William Morris, later Lord Nuffield, was an Oxford cycle agent when he launched his first Morris Oxford light car in 1913.  By 1925 Morris were British market leaders taking over from Ford’s Model T with their Cowley and Oxford models, selling 54,000 cars in that year.

Mass production of the famous ‘bullnose’ models enabled Morris to lower costs to his customers.  In 1920 a Cowley cost £465 but by 1929 the same car, but now with four wheel brakes and a flat radiator, cost just £185. 

The Cowley used a 1.5 litre engine driving a 3 speed gearbox through a wet clutch while the Oxford had a 1.8 litre engine and slightly more refined specification. The example displayed is very original and has been preserved until recently by an enthusiastic local owner, complete with its remarkable Morris Cowley service kit. 

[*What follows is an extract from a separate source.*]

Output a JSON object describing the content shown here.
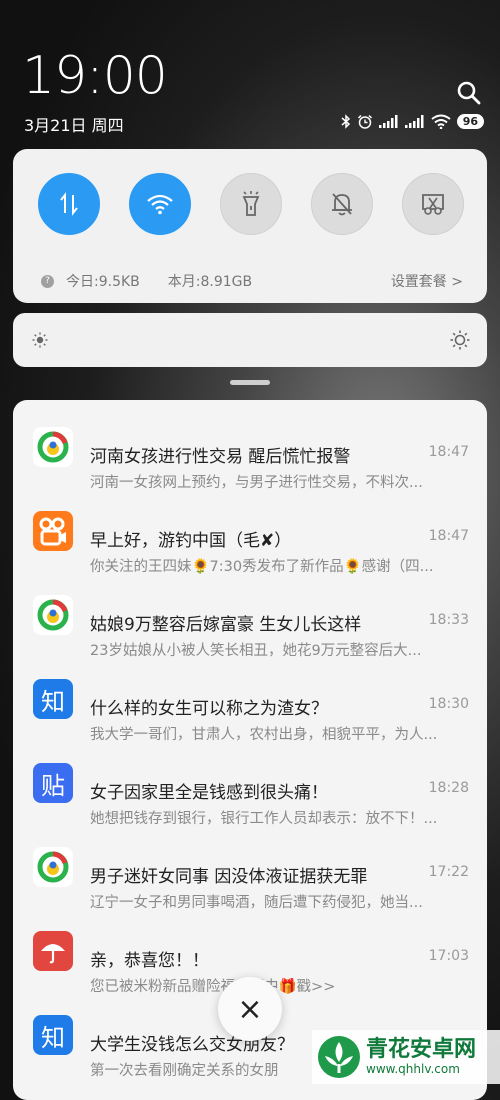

 This is perhaps how a hard working Cowley may have looked when being serviced prior to World War II.  The museum plans to return this car to good working condition whilst retaining its original patina